To be a woman in the Democratic Republic of the Congo (DRC), you need to have muscle, because everywhere you go, you must fight. Sexual violence is rampant in conflict zones, but also throughout the country behind closed doors. Married women living with violent husbands are taught to believe that they deserve the abuse that comes their way. They are told they lack obedience. For those who recognize that this is not warranted, it's nearly impossible to leave, as women in the Congo don't have access to their own money or another place to go.
The harrowing conditions for women in the Congo have developed over generations, and sadly, are considered normal. Early marriage and early pregnancy are prevalent, as is female genital mutilation in the conflict zones, and other harmful cultural practices. Women have limited access to land and little, if any, decision-making power when it comes to their own lives, let alone the laws of the nation. For too long these behaviors have gone unquestioned, but the tides are changing.
This month a court in the country's southeastern region found 10 male inmates guilty of rape, arson and attempted escape during 2020 prison riots. In November, former armed group commanders were convicted and sentenced to life imprisonment for war crimes, including rape and sexual slavery. The U.N. continues to work with our government to address sexual violence in conflict, and a World Bank-funded effort to prevent gender-based violence is being implemented by a range of civil society partners, including Panzi Hospital and Foundation founded by the Nobel Peace Prize-winning gynecologist Denis Mukwege.

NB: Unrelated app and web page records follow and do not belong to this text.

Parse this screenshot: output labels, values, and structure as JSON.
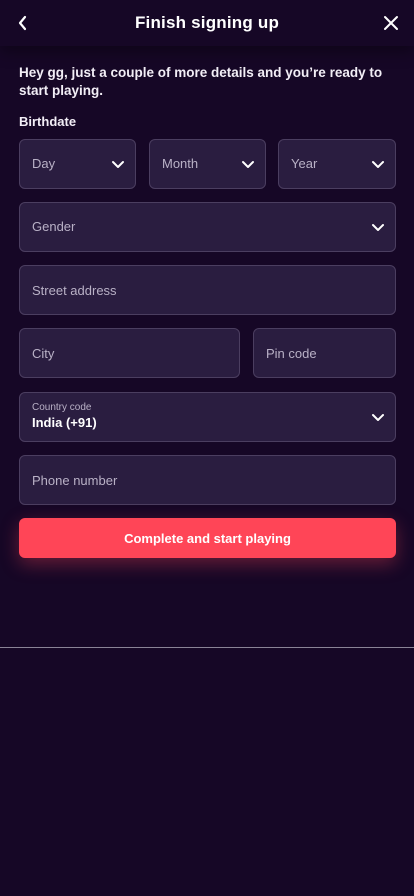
{
  "header": {
    "title": "Finish signing up"
  },
  "intro": {
    "text": "Hey gg, just a couple of more details and you’re ready to start playing."
  },
  "birthdate": {
    "label": "Birthdate",
    "day_placeholder": "Day",
    "month_placeholder": "Month",
    "year_placeholder": "Year"
  },
  "gender": {
    "placeholder": "Gender"
  },
  "address": {
    "street_placeholder": "Street address",
    "city_placeholder": "City",
    "pin_placeholder": "Pin code"
  },
  "country": {
    "label": "Country code",
    "value": "India (+91)"
  },
  "phone": {
    "placeholder": "Phone number"
  },
  "cta": {
    "label": "Complete and start playing"
  },
  "icons": {
    "back": "chevron-left-icon",
    "close": "close-icon",
    "dropdown": "chevron-down-icon"
  },
  "colors": {
    "background": "#160726",
    "field": "#2a1d40",
    "accent": "#ff4557"
  }
}
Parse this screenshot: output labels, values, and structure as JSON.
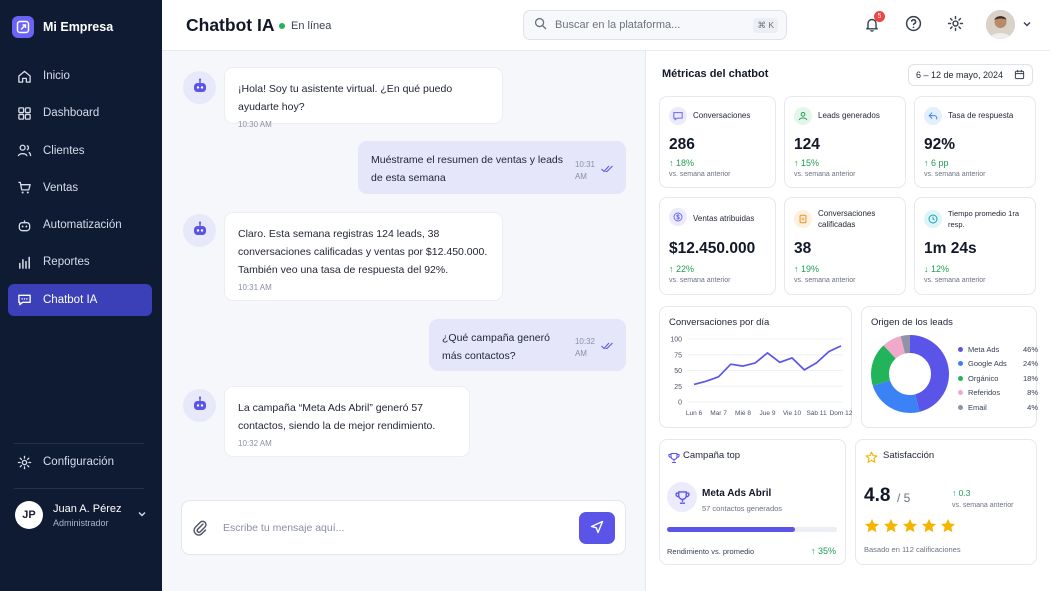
{
  "brand": {
    "name": "Mi Empresa"
  },
  "sidebar": {
    "items": [
      {
        "label": "Inicio",
        "icon": "home-icon"
      },
      {
        "label": "Dashboard",
        "icon": "grid-icon"
      },
      {
        "label": "Clientes",
        "icon": "users-icon"
      },
      {
        "label": "Ventas",
        "icon": "cart-icon"
      },
      {
        "label": "Automatización",
        "icon": "robot-icon"
      },
      {
        "label": "Reportes",
        "icon": "bar-chart-icon"
      },
      {
        "label": "Chatbot IA",
        "icon": "chat-icon",
        "active": true
      }
    ],
    "settings_label": "Configuración",
    "user": {
      "initials": "JP",
      "name": "Juan A. Pérez",
      "role": "Administrador"
    }
  },
  "header": {
    "title": "Chatbot IA",
    "status": "En línea",
    "search_placeholder": "Buscar en la plataforma...",
    "search_shortcut": "⌘ K",
    "notifications_count": "5"
  },
  "chat": {
    "messages": [
      {
        "from": "bot",
        "text": "¡Hola! Soy tu asistente virtual. ¿En qué puedo ayudarte hoy?",
        "time": "10:30 AM"
      },
      {
        "from": "user",
        "text": "Muéstrame el resumen de ventas y leads de esta semana",
        "time": "10:31 AM"
      },
      {
        "from": "bot",
        "text": "Claro. Esta semana registras 124 leads, 38 conversaciones calificadas y ventas por $12.450.000. También veo una tasa de respuesta del 92%.",
        "time": "10:31 AM"
      },
      {
        "from": "user",
        "text": "¿Qué campaña generó más contactos?",
        "time": "10:32 AM"
      },
      {
        "from": "bot",
        "text": "La campaña “Meta Ads Abril” generó 57 contactos, siendo la de mejor rendimiento.",
        "time": "10:32 AM"
      }
    ],
    "input_placeholder": "Escribe tu mensaje aquí..."
  },
  "metrics": {
    "title": "Métricas del chatbot",
    "date_range": "6 – 12 de mayo, 2024",
    "cards": [
      {
        "label": "Conversaciones",
        "value": "286",
        "change": "↑ 18%",
        "sub": "vs. semana anterior",
        "icon": "chat-bubble-icon",
        "color": "#6b63f6",
        "bg": "#ecebfd"
      },
      {
        "label": "Leads generados",
        "value": "124",
        "change": "↑ 15%",
        "sub": "vs. semana anterior",
        "icon": "users-icon",
        "color": "#22a05b",
        "bg": "#e3f6ea"
      },
      {
        "label": "Tasa de respuesta",
        "value": "92%",
        "change": "↑ 6 pp",
        "sub": "vs. semana anterior",
        "icon": "reply-icon",
        "color": "#3b82f6",
        "bg": "#e4effd"
      },
      {
        "label": "Ventas atribuidas",
        "value": "$12.450.000",
        "change": "↑ 22%",
        "sub": "vs. semana anterior",
        "icon": "dollar-icon",
        "color": "#6b63f6",
        "bg": "#ecebfd"
      },
      {
        "label": "Conversaciones calificadas",
        "value": "38",
        "change": "↑ 19%",
        "sub": "vs. semana anterior",
        "icon": "badge-icon",
        "color": "#e8902a",
        "bg": "#fdf0df"
      },
      {
        "label": "Tiempo promedio 1ra resp.",
        "value": "1m 24s",
        "change": "↓ 12%",
        "sub": "vs. semana anterior",
        "icon": "clock-icon",
        "color": "#14a3b8",
        "bg": "#def5f8"
      }
    ]
  },
  "chart_data": [
    {
      "type": "line",
      "title": "Conversaciones por día",
      "categories": [
        "Lun 6",
        "Mar 7",
        "Mié 8",
        "Jue 9",
        "Vie 10",
        "Sáb 11",
        "Dom 12"
      ],
      "x_positions": [
        0,
        0.5,
        1,
        1.5,
        2,
        2.5,
        3,
        3.5,
        4,
        4.5,
        5,
        5.5,
        6
      ],
      "values": [
        28,
        33,
        40,
        60,
        57,
        62,
        78,
        63,
        70,
        51,
        62,
        80,
        89
      ],
      "yticks": [
        0,
        25,
        50,
        75,
        100
      ],
      "ylim": [
        0,
        100
      ],
      "color": "#5a55e8"
    },
    {
      "type": "pie",
      "title": "Origen de los leads",
      "labels": [
        "Meta Ads",
        "Google Ads",
        "Orgánico",
        "Referidos",
        "Email"
      ],
      "values": [
        46,
        24,
        18,
        8,
        4
      ],
      "pct_labels": [
        "46%",
        "24%",
        "18%",
        "8%",
        "4%"
      ],
      "colors": [
        "#5a55e8",
        "#3b82f6",
        "#22b45a",
        "#f0a9c8",
        "#8f93a8"
      ]
    }
  ],
  "campaign": {
    "title": "Campaña top",
    "name": "Meta Ads Abril",
    "contacts": "57 contactos generados",
    "progress": 0.75,
    "footer_label": "Rendimiento vs. promedio",
    "footer_change": "↑ 35%"
  },
  "satisfaction": {
    "title": "Satisfacción",
    "score": "4.8",
    "max": "/ 5",
    "change": "↑ 0.3",
    "change_sub": "vs. semana anterior",
    "stars": 5,
    "footer": "Basado en 112 calificaciones"
  }
}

Still, an average of 1,152 women are raped every day in the DRC. This has catastrophic consequences on individuals, families and communities, including mass displacement, the spread of sexually transmitted diseases, increased poverty and the destruction of social cohesion.
Our President, His Excellency Félix-Antoine Tshisekedi, to whom I serve as a special advisor, understands that more needs to be done. To dispel the deeply-ingrained beliefs that violence against women is inevitable or somehow deserved, there must be agreement not only across African nations, but across the globe. We must establish norms that certain behaviors are neither acceptable nor legal, no matter where you are from, or how long they have permeated a culture.
To start with, President Tshisekedi has increased the number of women in his government from 5 percent to 37 percent. He is working toward 50/50 representation. As chair of the African Union, he recently organized the first-ever men's conference focused solely on finding solutions to eliminating violence against women and girls. From this gathering emerged the Kinshasa Declaration, named for the city where the conference took place, centered on how to solve "the persistence of violence against women and girls in Africa, linked to harmful socio-cultural norms and practices."
President Tshisekedi went even further by publicly endorsing a global treaty to end violence against women and girls. Although there are regional laws to protect women from violence, including Africa's Maputo Protocol, the majority of the world's women—primarily Black and brown women—do not have access to a treaty that specifically addresses violence. Efforts have been made to interpret the Convention on the Elimination of All Forms of Discrimination Against Women to include violence, but have not been effective. President Tshisekedi knows that no country, including the DRC, can go alone on this path.
According to the World Health Organization, 1 in 3 women worldwide experience violence, with younger women most at risk. COVID-19 lockdowns have exacerbated this even further in what U.N. Women called a "shadow pandemic." The silver lining is that with all of this attention, the problem is becoming impossible to ignore.
In just the last few months, the secretary general of the Organization of American States Luis Almagro and Nigeria's President Muhammadu Buhari have both made public calls for a global treaty to end violence against women and girls.
With access to social media, younger women are doing their own research and talking to each other openly about subjects that were once taboo. The next generation understands that their body is their own, and that marriage is not a trophy that should be accepted under any circumstances.
Too often grassroots activists, like myself, are on the frontlines trying to help other women, with no legal framework to back us up. A global treaty will establish clear definitions so that violence cannot be brushed aside as normal. It will also provide a metrics-based reporting framework; establish an international monitoring body; require training and accountability for police officers, judges and health professionals and increase funding for survivor services such as shelters, hotlines and legal aid.
President Tshisekedi's call for a global treaty is a breakthrough for our region. The DRC no longer wants to be known for violence against women and girls, but rather for our stewardship in ending the most widespread, persistent and devastating human rights violations of our time.
Chantal Mulop is special advisor to the president of the Democratic Republic of the Congo.
The views expressed in this article are the writer's own.